SARANAC LAKE - Howard Riley will step down as a justice for the town of Harrietstown at the end of the month.
Riley, who's been on the bench since 2008 and is in the middle of a four-year term, submitted his letter of resignation to the town board last month. It takes effect Aug. 1
Riley told the Enterprise Tuesday that he's leaving office before his current term expires because he's concerned about the workload the town's two part-time justices will be forced to take on when village court dissolves next year. When dissolution takes effect, the courts of the three towns that overlap into the village - Harrietstown, North Elba and St. Armand - will take over the much busier village court caseload. Even though those cases will be divided among the three town courts, the majority of the village police department's caseload is in the Harrietstown section of the village.
"I don't want to be the judge when they combine the two courts, the village and town," Riley said. "It's going to be really busy, and that doesn't happen until April 2014. I didn't want to wait until then. I figured it was more fair to let somebody get on the ballot in November.
"It was mostly that it's going to be so busy, and (village court sessions) are at night, they're late, and they're really packed in there sometimes. I didn't want to deal with that."

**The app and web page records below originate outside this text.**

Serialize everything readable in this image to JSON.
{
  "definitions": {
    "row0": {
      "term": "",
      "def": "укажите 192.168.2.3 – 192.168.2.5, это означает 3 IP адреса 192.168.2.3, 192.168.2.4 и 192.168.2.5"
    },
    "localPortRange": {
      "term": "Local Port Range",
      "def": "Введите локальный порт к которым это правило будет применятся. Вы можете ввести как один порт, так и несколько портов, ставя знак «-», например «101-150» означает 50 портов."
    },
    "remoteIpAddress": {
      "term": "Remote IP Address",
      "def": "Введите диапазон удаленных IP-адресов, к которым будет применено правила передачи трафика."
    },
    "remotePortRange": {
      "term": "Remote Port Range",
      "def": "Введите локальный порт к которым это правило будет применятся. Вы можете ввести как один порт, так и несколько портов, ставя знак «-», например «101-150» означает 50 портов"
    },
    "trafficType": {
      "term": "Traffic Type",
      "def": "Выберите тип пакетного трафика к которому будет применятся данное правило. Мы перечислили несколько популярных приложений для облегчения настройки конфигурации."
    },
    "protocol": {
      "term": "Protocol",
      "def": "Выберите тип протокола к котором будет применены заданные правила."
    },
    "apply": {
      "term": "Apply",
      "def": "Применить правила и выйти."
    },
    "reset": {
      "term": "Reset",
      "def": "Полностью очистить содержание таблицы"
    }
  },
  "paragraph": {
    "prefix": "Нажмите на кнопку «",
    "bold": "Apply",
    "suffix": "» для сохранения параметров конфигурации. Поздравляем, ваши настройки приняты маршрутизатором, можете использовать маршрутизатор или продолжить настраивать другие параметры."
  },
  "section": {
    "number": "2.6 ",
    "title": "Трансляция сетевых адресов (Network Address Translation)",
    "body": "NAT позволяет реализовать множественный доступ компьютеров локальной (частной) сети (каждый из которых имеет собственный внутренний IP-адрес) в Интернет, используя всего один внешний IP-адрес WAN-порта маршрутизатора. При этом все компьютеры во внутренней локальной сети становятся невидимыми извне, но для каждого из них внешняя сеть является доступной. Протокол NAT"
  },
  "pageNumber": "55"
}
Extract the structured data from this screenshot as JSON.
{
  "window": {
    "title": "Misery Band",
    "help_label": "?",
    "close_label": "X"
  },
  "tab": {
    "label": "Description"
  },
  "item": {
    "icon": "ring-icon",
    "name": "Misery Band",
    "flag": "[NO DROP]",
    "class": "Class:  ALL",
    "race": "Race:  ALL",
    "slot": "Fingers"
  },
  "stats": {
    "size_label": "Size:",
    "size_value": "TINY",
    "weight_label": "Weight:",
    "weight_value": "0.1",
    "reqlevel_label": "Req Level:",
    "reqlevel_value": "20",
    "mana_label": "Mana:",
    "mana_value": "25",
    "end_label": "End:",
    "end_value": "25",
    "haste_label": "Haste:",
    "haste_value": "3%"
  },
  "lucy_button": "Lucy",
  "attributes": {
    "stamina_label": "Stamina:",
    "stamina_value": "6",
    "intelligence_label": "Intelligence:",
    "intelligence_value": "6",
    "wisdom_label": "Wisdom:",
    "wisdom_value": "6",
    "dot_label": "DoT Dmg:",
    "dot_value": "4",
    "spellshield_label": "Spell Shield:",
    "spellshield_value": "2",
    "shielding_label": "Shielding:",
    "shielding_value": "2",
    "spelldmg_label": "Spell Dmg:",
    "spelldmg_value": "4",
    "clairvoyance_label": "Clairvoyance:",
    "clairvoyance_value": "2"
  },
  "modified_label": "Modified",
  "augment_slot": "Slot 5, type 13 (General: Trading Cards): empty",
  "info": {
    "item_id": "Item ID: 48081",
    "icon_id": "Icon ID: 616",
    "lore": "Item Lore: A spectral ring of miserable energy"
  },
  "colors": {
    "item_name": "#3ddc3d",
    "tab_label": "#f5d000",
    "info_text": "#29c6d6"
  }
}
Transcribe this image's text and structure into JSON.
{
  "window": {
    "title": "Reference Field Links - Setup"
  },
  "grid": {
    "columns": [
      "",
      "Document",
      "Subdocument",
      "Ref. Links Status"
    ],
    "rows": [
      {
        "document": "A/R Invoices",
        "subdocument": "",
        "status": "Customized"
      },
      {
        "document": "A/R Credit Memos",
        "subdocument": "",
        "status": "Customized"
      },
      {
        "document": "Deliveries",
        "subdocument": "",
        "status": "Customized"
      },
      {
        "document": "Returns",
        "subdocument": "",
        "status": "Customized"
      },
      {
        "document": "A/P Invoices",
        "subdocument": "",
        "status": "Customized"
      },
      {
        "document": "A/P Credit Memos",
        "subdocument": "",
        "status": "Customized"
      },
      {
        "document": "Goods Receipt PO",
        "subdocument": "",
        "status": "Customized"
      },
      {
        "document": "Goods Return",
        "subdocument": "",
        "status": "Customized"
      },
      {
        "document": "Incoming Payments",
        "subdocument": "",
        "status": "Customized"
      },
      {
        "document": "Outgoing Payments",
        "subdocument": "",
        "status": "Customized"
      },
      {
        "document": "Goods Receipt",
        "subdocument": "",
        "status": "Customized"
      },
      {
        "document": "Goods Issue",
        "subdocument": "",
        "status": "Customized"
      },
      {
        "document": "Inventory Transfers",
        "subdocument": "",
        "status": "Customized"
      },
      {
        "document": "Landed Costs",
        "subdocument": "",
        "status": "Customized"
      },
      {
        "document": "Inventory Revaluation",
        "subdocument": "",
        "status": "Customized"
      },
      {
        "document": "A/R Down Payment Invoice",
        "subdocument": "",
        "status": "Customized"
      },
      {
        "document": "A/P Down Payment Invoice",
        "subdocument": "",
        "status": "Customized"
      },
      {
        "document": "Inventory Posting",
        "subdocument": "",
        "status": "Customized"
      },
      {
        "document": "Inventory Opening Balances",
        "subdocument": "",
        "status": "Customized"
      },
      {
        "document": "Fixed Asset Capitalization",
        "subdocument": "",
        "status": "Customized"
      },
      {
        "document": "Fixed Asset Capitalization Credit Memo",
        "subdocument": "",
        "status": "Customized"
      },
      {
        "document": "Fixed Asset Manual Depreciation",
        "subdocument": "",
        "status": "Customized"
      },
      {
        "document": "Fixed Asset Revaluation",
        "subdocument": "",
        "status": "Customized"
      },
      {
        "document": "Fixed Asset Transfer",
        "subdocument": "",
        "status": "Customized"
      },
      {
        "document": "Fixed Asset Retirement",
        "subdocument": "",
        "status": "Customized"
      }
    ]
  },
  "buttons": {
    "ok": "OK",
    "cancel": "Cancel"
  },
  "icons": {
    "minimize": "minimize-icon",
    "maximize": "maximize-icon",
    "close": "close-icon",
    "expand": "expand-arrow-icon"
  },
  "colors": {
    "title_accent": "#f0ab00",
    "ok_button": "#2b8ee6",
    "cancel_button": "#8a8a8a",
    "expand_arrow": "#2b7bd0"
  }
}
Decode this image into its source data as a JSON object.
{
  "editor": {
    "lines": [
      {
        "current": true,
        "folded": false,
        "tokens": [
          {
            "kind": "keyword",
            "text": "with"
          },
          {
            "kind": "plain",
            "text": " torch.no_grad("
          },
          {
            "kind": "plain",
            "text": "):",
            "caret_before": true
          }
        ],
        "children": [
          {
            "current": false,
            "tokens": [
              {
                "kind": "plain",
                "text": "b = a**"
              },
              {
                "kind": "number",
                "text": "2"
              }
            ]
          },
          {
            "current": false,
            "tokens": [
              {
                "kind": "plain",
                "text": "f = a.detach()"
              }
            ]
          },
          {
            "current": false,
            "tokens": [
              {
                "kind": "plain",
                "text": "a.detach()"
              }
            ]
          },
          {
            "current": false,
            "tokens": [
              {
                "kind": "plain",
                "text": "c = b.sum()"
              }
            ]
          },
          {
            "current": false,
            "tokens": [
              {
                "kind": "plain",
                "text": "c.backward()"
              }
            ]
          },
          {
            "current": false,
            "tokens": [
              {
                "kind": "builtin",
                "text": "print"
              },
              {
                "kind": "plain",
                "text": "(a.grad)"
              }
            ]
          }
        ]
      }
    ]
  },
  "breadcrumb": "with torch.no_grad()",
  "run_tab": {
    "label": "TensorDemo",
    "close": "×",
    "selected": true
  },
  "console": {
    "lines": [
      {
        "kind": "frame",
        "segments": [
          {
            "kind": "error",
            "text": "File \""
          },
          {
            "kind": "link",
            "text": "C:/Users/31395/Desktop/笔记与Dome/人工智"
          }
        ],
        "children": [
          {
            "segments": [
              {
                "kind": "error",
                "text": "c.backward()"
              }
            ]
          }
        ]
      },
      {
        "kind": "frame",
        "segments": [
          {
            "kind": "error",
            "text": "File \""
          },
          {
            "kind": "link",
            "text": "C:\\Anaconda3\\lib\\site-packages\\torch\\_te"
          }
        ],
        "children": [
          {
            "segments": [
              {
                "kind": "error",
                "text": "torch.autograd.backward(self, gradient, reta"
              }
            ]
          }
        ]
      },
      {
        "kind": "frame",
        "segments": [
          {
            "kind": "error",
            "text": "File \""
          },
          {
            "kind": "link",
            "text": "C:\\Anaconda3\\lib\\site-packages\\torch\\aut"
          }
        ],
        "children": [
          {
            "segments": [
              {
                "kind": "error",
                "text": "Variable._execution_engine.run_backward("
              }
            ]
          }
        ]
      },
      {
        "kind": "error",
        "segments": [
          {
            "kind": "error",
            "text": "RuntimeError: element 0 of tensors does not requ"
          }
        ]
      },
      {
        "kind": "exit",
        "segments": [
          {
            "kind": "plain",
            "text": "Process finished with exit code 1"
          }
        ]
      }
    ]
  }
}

"Had I known they were going to combine those courts - they talked about it some - I wouldn't have (run) again (in November 2011) for a four-year term."
The village board had actually voted in August 2010 to set in motion the process of dissolving village court, saying at the time the change would eliminate a duplicated service and save village taxpayers $50,000 a year.
Under state law, the change can only take effect after the terms of the current village justices expire. In Saranac Lake, that's April 2014, when current village Justice Ken McLaughlin's term comes to an end.
McLaughlin, who is Harrietstown's other judge, has also raised concerns about doing away with village court. In February, he asked the village board to reconsider, saying losing village court will be inconvenient, won't save that much money and could affect the operation and costs of the village police department if its officers have to travel to Bloomingdale and Lake Placid for St. Armand and North Elba arraignments. However, village officials didn't budge.
Riley, who will turn 83 next week, has held numerous different jobs and elected positions over the years. He's a former village mayor, village trustee, village manager and Harrietstown councilman. He has worked at the Enterprise, including as a reporter and editor. More recently, he's been an Enterprise columnist on local history and a tour guide at the Olympic Center in Lake Placid.
He said he has enjoyed his stint on the bench, calling it one of the most interesting and challenging positions he's ever held. Riley said he tried to treat defendants fairly and "help people more than hurt them." One of the highlights during his tenure, Riley said, was performing marriage ceremonies, including ceremonies for roughly 10 same-sex couples in the months after New York legalized gay marriage in July 2011.
Riley said he's not sure what he'll do next.
"If something comes up, like lieutenant governor or something, I might go for that," Riley joked. "(Former Gov. Eliot) Spitzer is getting back into things. He might need an assistant comptroller, but since I haven't balanced my checkbook in 20 years, I doubt I'll fit in there."
Riley said he timed his resignation to take effect around the same time as the retirement of Deputy Town Clerk and town Court Clerk Patricia Meagher, who's stepping down as of Aug. 2 after 12 years with the town. The board accepted her resignation, with regret, at its June 27 meeting.
Village Court Clerk Scott Darrah has expressed interest in taking on Meagher's town court clerk job, in addition to his current position. The town board will consider appointing him, effective Aug. 2, at its meeting Thursday night. Darrah would be a part-time employee of the town with no benefits until April.
Since he will soon be the town's only judge, McLaughlin had asked the town to give him what would have been Riley's salary through the rest of the year, until a new judge is seated on Jan. 1. The two judges make $8,456 each. It's unclear whether McLauglin's request will be granted, however, as the town could also appoint a temporary justice until the end of year, provided the person is qualified to be a judge.